Tilt presents an even-handed discussion of dam development in China that clearly describes the governance structure and challenges behind how and why the dams are being built at a breakneck pace. It is quite refreshing to have someone clearly describe not only the complexity of this decision making but also the various stakeholders involved (or left out) of the process.

Jennifer Turner, director of the China Environment Forum, Woodrow Wilson Center

With the clear-eyed objectivity and inquisitive mind of an anthropologist, Tilt explores the prospects for reshaping the political economy of Chinese dam building—where planning has for too long been dominated by a 'dictatorship of engineers'—by infusing a moral economy in which culture, heritage, equity, and natural ecosystems are given due consideration.
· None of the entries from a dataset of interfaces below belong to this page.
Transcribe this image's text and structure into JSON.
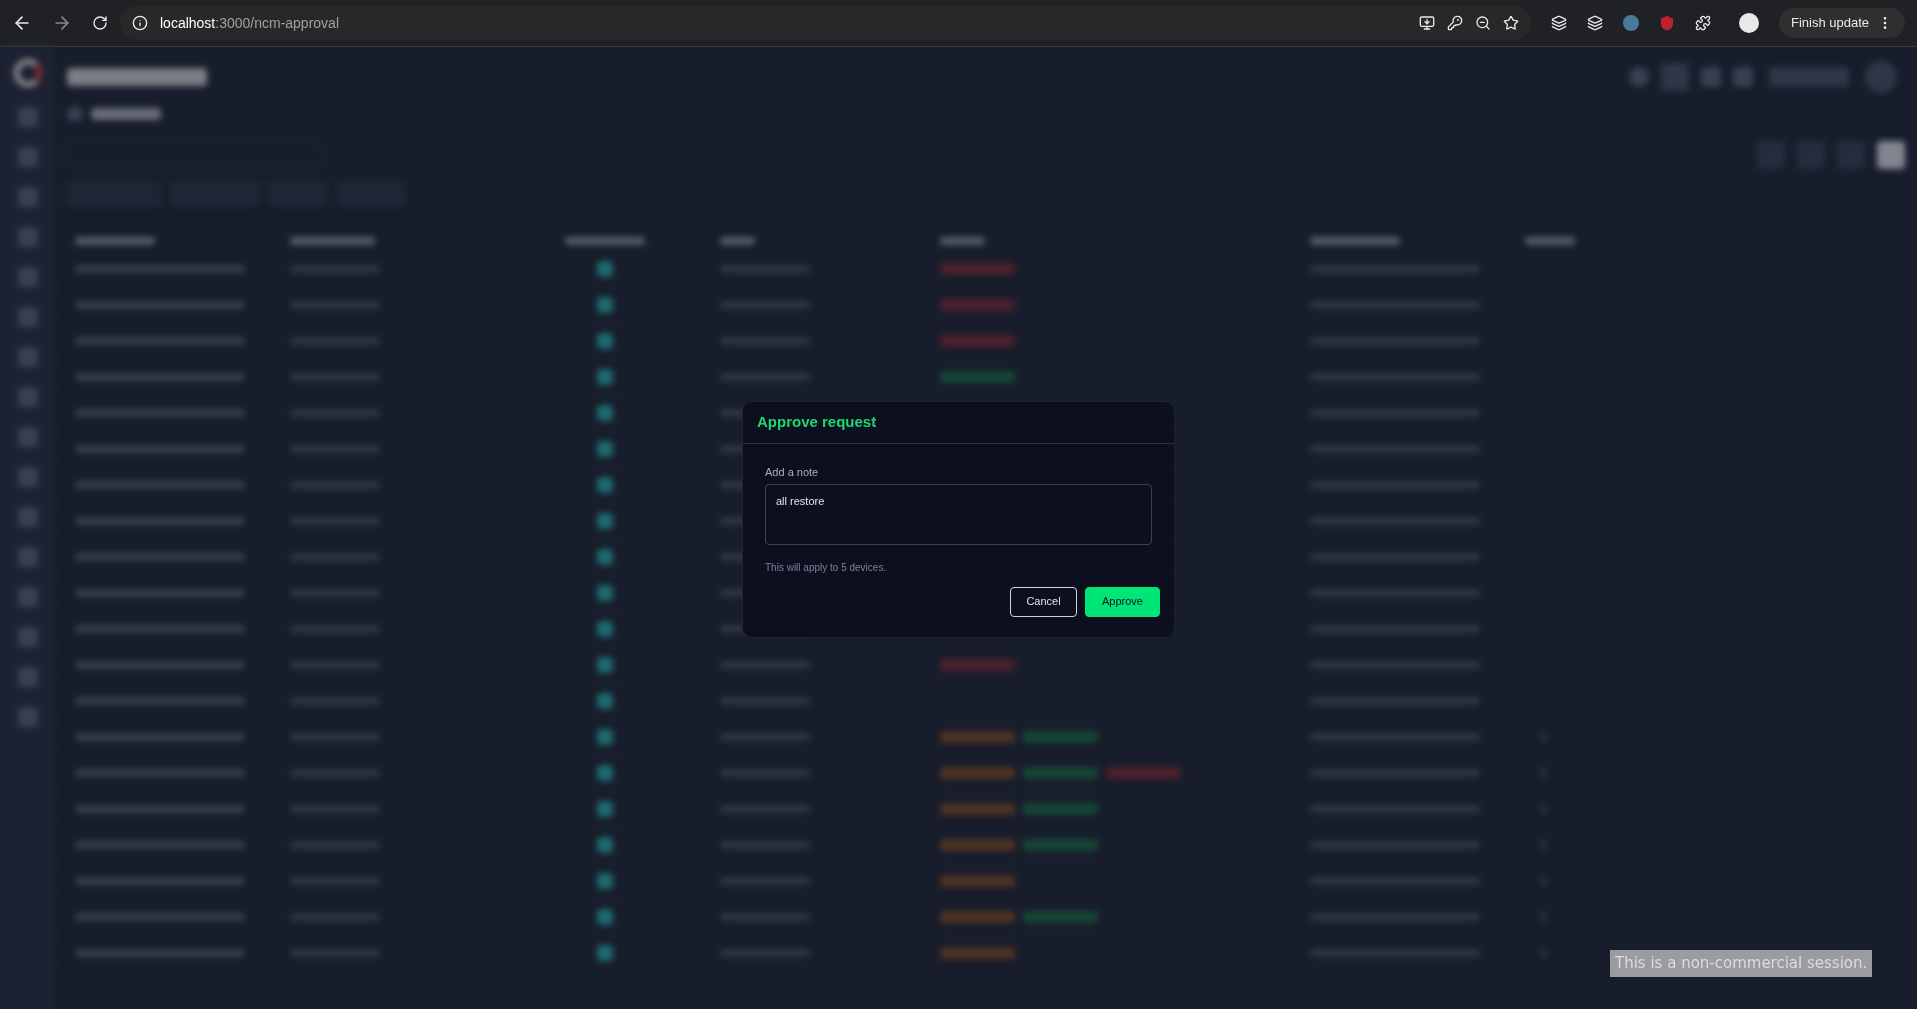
{
  "browser": {
    "url_host": "localhost",
    "url_path": ":3000/ncm-approval",
    "update_button": "Finish update"
  },
  "dialog": {
    "title": "Approve request",
    "note_label": "Add a note",
    "note_value": "all restore",
    "hint": "This will apply to 5 devices.",
    "buttons": [
      {
        "label": "Cancel",
        "kind": "secondary"
      },
      {
        "label": "Approve",
        "kind": "primary"
      }
    ]
  },
  "session_notice": "This is a non-commercial session."
}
With more than 2,000 dams being built in China each year, a transformation of dam development is urgently needed.

Brian Richter, director of Global Freshwater Strategies, The Nature Conservancy

Dams and Development is a highly readable and wide-ranging account of hydropower development in China, providing insights on topics ranging from the relationship between state capitalism and the building of dams, to new data on the effects of resettlement on livelihoods, attitudes and social networks, his reflections as an anthropologist on bringing together different epistemologies of expertise in a large, interdisciplinary project on hydropower decision-making, and information on China's new dam construction overseas. Carefully avoiding black and white characterizations, Tilt instead explores water management as a struggle over competing values among groups and differential access to resources and power. Dams and Development is a welcome addition to the anthropological literature on China's environment, and will be excellent for classroom use.

Emily Yeh, University of Colorado at Boulder

A practical look at some of the most interesting challenges of our time.

Sinead Ferris, Asian Review of Books

A good book for a course related to cultural geography and anthropological themes of development.

Richard Louis Edmonds, The China Quarterly

An ambitious book on the complexities inherent in China's quest for cleaner sources of energy and power through the development of hydropower—and its effects.... It should be read by students, scholars, and policy analysts as they wrestle with the complexities and contradictions China faces in the development versus conservation conundrum.

Andrew Mertha, The China Journal

A succinct and very useful introduction.

Pacific Affairs

An in-depth research on the problems and issues related to large hydropower projects in China. For those who have an interest in this field, this is definitely a work that must be read.

American Anthropologist
List of Illustrations
Preface
Abbreviations
1. The Moral Economy of Water and Power
2. Crisis and Opportunity: Water Resources and Dams in Contemporary China
3. The Lancang River: Coping with Resettlement and Agricultural Change
4. The Nu River: Anticipating Development and Displacement
5. Experts, Assessments, and Models: The Science of Decision Making
6. People in the Way: Resettlement in Policy and Practice
7. A Broader Confluence: Conservation Initiatives and China's Global Dam Industry
Conclusion: The Moral Economy Revisited
List of Chinese Terms
Notes
Works Cited
Index

Read the fourth chapter, "The Nu River":

About the Author

Bryan Tilt is an associate professor of anthropology at Oregon State University. His research focuses on sustainable development, agricultural systems, pollution control, and water resources in China and the United States. He is also the author of The Struggle for Sustainability in Rural China: Environmental Values and Civil Society.